Exemplary values for the components in FIG. 2 are given in the following table:
R432 600k ohms
R532 50k ohms
In the drawings:
FIG. 1 is a simplified schematic diagram of the miniature bridge lifter in accordance with the present invention, and
FIG. 2 is a more detailed circuit diagram of one half of an integrated circuit version of the miniature bridge lifter shown in FIG. 1.
1. Field of the Invention
This invention relates to telephone bridge lifters and, more particularly, to switched impedances for isolating idle ones of a plurality of loops which are connected to a common transmission line.
2. Description of the Prior Art
Two or more subscriber loops are often bridged or connected across a common transmission line to provide party-line service. Such bridging is utilized not only for multiparty service but also for secretarial or answering service and for extension telephones at remote locations. A circuit commonly known as a "bridge lifter" is used to isolate idle loops bridged on the line so as to prevent undesirable loading on the active loops and thereby causing unacceptable transmission loss. When any previously idle loop becomes active by going off-hook, the isolation must be removed and the loop connected to the transmission line without appreciable loss.
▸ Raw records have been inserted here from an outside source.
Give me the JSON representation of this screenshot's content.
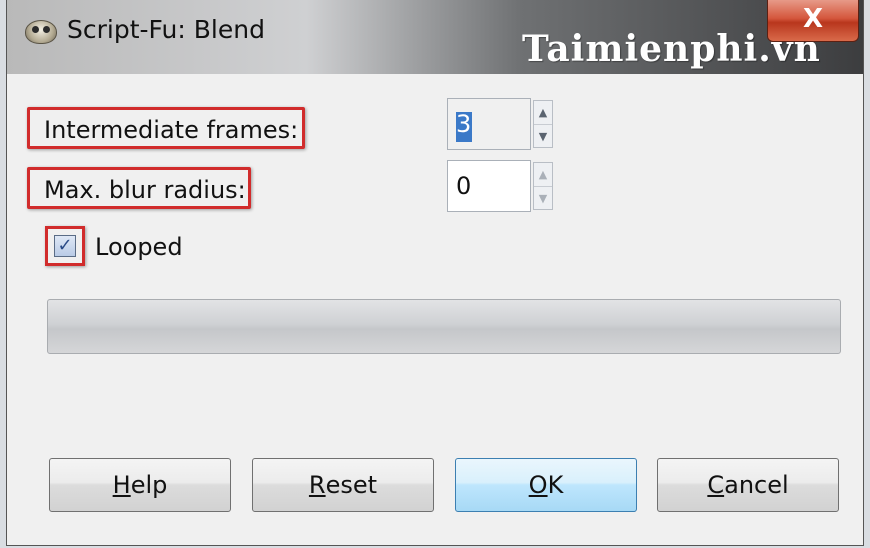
{
  "window": {
    "title": "Script-Fu: Blend",
    "watermark": "Taimienphi.vn",
    "close_glyph": "X",
    "icon": "gimp-wilber-icon"
  },
  "fields": {
    "intermediate_frames": {
      "label": "Intermediate frames:",
      "value": "3"
    },
    "max_blur_radius": {
      "label": "Max. blur radius:",
      "value": "0"
    }
  },
  "looped": {
    "label": "Looped",
    "checked": true
  },
  "progress": {
    "value": 0
  },
  "buttons": {
    "help": {
      "mnemonic": "H",
      "rest": "elp"
    },
    "reset": {
      "mnemonic": "R",
      "rest": "eset"
    },
    "ok": {
      "mnemonic": "O",
      "rest": "K"
    },
    "cancel": {
      "mnemonic": "C",
      "rest": "ancel"
    }
  },
  "colors": {
    "highlight_border": "#d12c2c",
    "selection": "#3b79c8",
    "default_button": "#bee6fd"
  }
}
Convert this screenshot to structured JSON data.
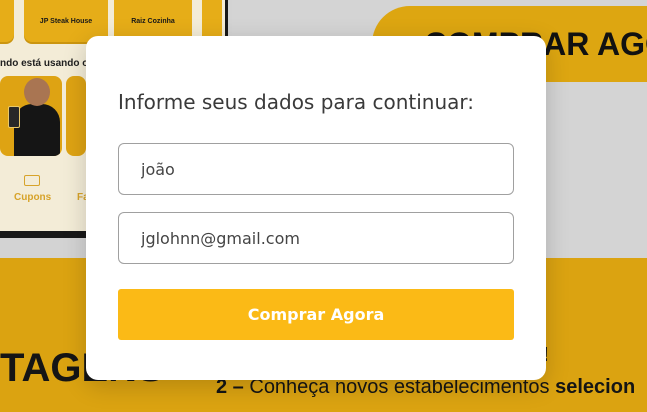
{
  "background": {
    "pill_heading": "COMPRAR AGORA",
    "phone": {
      "cards": [
        "JP Steak House",
        "Raiz Cozinha"
      ],
      "promo_text": "ndo está usando o",
      "nav": {
        "cupons_label": "Cupons",
        "other_label": "Fa"
      }
    },
    "big_heading": "TAGENS",
    "line1": "o!",
    "line2_prefix": "2 –",
    "line2_text": " Conheça novos estabelecimentos ",
    "line2_bold": "selecion"
  },
  "modal": {
    "title": "Informe seus dados para continuar:",
    "name_field": {
      "value": "joão"
    },
    "email_field": {
      "value": "jglohnn@gmail.com"
    },
    "submit_label": "Comprar Agora"
  },
  "colors": {
    "accent": "#fbba16",
    "background_yellow": "#e4aa12"
  }
}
Prior art bridge lifters included saturable core inductors such as that described in L. Hochgraf U.S. Pat. No. 2,924,661, granted Feb. 9, 1960. Such inductors are bulky, require substantial mounting space and require associated jumper pairs. An electronic bridge lifter is disclosed in C. E. Jones, Jr. et al U.S. Pat. No. 3,881,068, granted Apr. 29, 1975. This circuit requires the use of high voltage transistors for sensing the off-hook condition and thus is unsuitable for fabrication in integrated circuit form. Moreover, such bridge lifters require at least two resistors bridged across the line to sense a differential current flow and thereby control the switch. These resistors must be moderate in value and contribute substantially to the transmission loss when the lines is in use.
In accordance with the illustrative embodiment of the present invention, an electronic bridge lifter is provided including a voltage measuring circuit comprising a single resistive and semiconductive voltage divider connected across the loop to sense the voltage on that loop. The resistor value can be very high, limiting transmission loss. The switch control current is obtained from the current flowing through the loop, rather than from the bridge current. The loop voltage is sensed to initiate the switching action, which is thereafter taken over and sustained by the loop current.
In accordance with one feature of the present invention, the switch-operating voltage initially derived from the semiconductive voltage divider is thereafter supplied regeneratively from the loop current. This provides a latching operation which is interrupted only when the subscriber goes back on-hook and thereby interrupts the loop current and hence the switch control current.
Such miniature bridge lifters, particularly in integrated circuit form, can be mounted on existing hardware with only four connection terminals and be operated completely by the normal line voltages. Separate mounting frames and interconnection wiring are therefore not required.